## Coulomb’s Earth Pressure Theory for Sand for Active State

Coulomb made the following assumptions in the development of his theory:
1. The soil is isotropic and homogeneous
2. The rupture surface is a plane surface
3. The failure wedge is a rigid body
4. The pressure surface is a plane surface
5. There is wall friction on the pressure surface
6. Failure is two-dimensional and
7. The soil is cohesionless
Consider Fig. 11.17.
1. AB is the pressure face
2. The backfill surface BE is a plane inclined at an angle /3 with the horizontal
3. a is the angle made by the pressure face AB with the horizontal
4. H is the height of the wall
5. AC is the assumed rupture plane surface, and
6. 6 is the angle made by the surface AC with the horizontal
If AC in Fig. 17(a) is the probable rupture plane, the weight of the wedge W length of the wall may be written as
W = yA, where A = area of wedge ABC
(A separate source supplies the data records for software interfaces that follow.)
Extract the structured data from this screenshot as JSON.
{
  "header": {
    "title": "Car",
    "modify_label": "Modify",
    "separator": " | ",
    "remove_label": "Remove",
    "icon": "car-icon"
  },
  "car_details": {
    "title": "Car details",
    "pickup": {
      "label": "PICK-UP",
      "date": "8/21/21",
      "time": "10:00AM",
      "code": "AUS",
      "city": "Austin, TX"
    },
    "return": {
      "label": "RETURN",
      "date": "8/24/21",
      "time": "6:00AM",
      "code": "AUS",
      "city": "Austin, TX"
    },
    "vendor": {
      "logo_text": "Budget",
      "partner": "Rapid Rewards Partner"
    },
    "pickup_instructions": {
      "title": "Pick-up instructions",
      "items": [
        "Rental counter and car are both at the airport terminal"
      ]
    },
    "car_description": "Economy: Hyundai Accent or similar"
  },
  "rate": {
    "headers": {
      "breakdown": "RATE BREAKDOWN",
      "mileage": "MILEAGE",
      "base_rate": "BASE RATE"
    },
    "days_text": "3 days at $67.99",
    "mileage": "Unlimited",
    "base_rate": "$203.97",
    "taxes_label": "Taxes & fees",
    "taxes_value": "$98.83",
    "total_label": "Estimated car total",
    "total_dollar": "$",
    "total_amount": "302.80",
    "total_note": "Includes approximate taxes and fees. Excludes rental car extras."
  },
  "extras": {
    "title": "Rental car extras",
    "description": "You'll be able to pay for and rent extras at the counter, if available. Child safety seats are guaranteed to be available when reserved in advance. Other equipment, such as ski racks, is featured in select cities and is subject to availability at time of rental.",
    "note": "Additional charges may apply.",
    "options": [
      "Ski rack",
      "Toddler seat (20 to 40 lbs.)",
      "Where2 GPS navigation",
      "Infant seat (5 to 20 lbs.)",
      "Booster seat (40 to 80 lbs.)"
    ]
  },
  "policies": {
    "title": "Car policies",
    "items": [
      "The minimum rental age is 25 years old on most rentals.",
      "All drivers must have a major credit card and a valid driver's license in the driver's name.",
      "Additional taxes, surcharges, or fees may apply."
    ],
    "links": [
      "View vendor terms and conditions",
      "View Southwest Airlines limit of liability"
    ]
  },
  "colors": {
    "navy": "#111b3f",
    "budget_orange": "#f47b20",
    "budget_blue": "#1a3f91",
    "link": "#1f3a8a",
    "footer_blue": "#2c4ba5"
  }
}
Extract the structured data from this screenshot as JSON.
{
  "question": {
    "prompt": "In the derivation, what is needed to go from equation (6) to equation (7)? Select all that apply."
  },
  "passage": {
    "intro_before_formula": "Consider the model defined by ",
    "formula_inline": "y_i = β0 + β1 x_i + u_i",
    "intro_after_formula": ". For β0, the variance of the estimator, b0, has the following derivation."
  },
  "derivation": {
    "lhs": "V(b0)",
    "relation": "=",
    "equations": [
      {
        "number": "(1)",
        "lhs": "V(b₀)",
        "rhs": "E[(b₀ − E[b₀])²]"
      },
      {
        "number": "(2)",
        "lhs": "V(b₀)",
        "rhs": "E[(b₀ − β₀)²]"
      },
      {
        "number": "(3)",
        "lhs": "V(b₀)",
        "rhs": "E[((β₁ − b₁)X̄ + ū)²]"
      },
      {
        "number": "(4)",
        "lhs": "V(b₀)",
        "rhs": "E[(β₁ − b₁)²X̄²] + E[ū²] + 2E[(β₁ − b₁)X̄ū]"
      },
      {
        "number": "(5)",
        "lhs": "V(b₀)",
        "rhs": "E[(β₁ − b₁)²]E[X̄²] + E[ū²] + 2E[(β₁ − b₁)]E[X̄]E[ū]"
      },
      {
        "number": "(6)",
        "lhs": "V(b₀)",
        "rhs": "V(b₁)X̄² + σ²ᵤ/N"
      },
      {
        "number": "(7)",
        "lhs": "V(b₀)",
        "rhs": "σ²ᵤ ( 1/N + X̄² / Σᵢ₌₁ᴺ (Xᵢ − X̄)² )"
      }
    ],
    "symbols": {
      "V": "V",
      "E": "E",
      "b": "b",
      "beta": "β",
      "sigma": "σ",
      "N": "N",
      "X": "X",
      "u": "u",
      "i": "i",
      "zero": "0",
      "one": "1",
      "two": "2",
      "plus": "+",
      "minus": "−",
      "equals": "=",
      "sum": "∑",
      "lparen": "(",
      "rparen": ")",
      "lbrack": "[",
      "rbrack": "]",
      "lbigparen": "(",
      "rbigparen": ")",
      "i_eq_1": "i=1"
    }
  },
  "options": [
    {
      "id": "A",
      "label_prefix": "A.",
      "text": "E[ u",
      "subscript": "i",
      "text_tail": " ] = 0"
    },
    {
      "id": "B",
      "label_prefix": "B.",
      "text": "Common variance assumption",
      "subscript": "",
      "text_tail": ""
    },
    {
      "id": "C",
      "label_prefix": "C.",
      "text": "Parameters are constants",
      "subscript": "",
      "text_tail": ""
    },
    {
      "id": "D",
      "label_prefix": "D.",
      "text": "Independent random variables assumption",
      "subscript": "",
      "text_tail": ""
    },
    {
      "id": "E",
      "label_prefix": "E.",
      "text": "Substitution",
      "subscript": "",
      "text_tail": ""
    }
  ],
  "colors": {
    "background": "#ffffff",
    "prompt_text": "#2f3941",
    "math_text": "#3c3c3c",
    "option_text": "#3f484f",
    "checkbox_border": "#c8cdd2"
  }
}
The various forces that are acting on the wedge are shown in Fig. 11.17(a). As the pressure face AB moves away from the backfill, there will be sliding of the soil mass along the wall from B towards A. The sliding of the soil mass is resisted by the friction of the surface. The direction of the shear stress is in the direction from A towards B. lfPn is the total normal reaction of the soil pressure acting on face AB, the resultant of Pn and the shearing stress is the active pressure Pa making an angle 8 with the normal. Since the shearing stress acts upwards, the resulting Pa dips below the normal. The angle 5 for this condition is considered positive. As the wedge ABC ruptures along plane AC, it slides along this plane. This is resisted by the frictional force acting between the soil at rest below AC, and the sliding wedge. The resisting shearing stress is acting in the direction from A towards C. If Wn is the normal component of the weight of wedge W on plane AC, the resultant of the normal Wn and the shearing stress is the reaction R. This makes an angle 0 with the normal since the rupture takes place within the soil itself. Statical equilibrium requires that the three forces Pa, W, and R meet at a point. Since AC is not the actual rupture plane, the three forces do not meet at a point. But if the actual surface of failure AC’C is considered, all three forces meet at a point. However, the error due to the nonconcurrence of the forces is very insignificant and as such may be neglected. The polygon of forces is shown in Fig. 11.17(b). From the polygon of forces, we may write

where KA is the active earth pressure coefficient.